En términos de estudios graduados, el panorama es aún más precario: tan solo 3.1% de los puertorriqueños mayores de 25 años había obtenido diploma de estudios graduados, en comparación a los blancos (8.7%), afro-americanos (4.1%) y asiáticos (15.6%).

Esta semana, la UPR y PRFAA realizarán charlas sobre el programa bilingüe en Connecticut y Massachussets. En octubre y noviembre, las charlas se moverán a Pennsylvania, Nueva Jersey y Florida.


FBI Destroying Records

Congressman José E. Serrano
Representing the Sixteenth District of New York

Serrano to FBI: Destroying Records is Counterproductive to Gov’t Openness

Washington, DC – August 22, 2006- Congressman José E. Serrano sent the following letter to the FBI late last week in response to recent revelations that the Puerto Rico field office destroyed certain records in the past. Serrano asked that the Bureau immediately suspend any further destruction of records. In 2000, Serrano and then-director Louis Freeh initiated a years-long effort to promote openness and accountability by the FBI in Puerto Rico.


August 17, 2006

Robert S. Mueller, III, Director
Federal Bureau of Investigation
J. Edgar Hoover Building

Dear Director Mueller:

As you know, I and other members of the Puerto Rican community have been grateful for your continued cooperation in the initiative by your predecessor, Louis Freeh, to disclose files related to the Bureau’s actions against supporters of the Puerto Rican Independence Movement.

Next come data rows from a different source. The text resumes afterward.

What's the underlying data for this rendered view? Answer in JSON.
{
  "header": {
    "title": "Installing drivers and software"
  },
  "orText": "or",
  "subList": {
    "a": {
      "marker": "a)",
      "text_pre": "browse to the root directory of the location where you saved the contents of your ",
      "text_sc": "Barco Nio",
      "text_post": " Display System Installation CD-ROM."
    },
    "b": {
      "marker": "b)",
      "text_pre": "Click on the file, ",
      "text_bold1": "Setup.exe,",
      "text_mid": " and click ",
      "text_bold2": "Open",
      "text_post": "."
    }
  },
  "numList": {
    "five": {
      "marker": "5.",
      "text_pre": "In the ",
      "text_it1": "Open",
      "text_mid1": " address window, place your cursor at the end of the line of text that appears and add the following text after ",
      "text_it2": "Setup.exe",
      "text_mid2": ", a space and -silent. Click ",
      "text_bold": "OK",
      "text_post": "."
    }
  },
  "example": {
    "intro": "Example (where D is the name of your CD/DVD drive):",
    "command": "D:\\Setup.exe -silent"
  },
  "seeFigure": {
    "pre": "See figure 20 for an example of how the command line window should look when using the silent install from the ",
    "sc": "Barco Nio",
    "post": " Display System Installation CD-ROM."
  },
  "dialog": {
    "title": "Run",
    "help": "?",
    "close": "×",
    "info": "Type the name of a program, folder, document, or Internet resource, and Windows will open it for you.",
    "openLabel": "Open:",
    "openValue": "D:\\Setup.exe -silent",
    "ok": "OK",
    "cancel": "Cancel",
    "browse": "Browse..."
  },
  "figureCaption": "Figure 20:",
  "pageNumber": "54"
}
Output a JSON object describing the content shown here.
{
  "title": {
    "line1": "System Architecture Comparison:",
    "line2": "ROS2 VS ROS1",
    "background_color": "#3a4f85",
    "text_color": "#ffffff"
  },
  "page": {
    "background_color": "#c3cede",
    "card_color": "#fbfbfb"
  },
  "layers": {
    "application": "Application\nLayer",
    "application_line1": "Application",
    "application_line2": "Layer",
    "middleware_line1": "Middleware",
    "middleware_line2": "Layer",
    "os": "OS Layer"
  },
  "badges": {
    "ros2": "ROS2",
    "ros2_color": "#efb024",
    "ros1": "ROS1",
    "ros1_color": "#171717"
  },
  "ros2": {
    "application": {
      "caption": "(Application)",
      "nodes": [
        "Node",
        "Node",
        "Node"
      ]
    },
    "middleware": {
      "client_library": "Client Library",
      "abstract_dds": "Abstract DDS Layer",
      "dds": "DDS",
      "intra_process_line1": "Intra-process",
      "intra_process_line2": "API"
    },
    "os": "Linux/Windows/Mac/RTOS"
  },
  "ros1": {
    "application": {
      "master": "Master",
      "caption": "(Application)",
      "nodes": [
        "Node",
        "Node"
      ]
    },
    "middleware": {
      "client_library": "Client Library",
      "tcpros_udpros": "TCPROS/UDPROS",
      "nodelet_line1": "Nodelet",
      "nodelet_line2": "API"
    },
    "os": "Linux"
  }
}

These files have been invaluable in building the historical record of this dark period in our nation’s history, and it is my ongoing interest in this subject that inspires this letter.

It has been brought to my attention that the San Juan field office destroyed certain records on the independence movement in February of 1989. This information came to light as the result of a Freedom of Information Act/Privacy Act request by Jan Susler of the People’s Law Office.

I write to request that, notwithstanding any standard procedure, you suspend any further destruction of records concerning organizations and individuals related to the Puerto Rican Independence Movement. I would also like to request documentation of the destruction of any such records to date, and their former locations before they were destroyed.

Given the fact that the recent release of the Inspector General’s report on the Ojeda Ríos incident has done little to allay concerns about the Bureau’s modus operandi in Puerto Rico, I believe that the your continued commitment to the preservation and disclosure of these files will be essential to improving the Bureau’s image on the island.

Thank you for your attention to these concerns. I look forward to continuing our cooperation on this matter.


José E. Serrano
Member of Congress


Congressman José E. Serrano has represented the Bronx in Congress since 1990. He is the longest serving Member of Puerto Rican descent.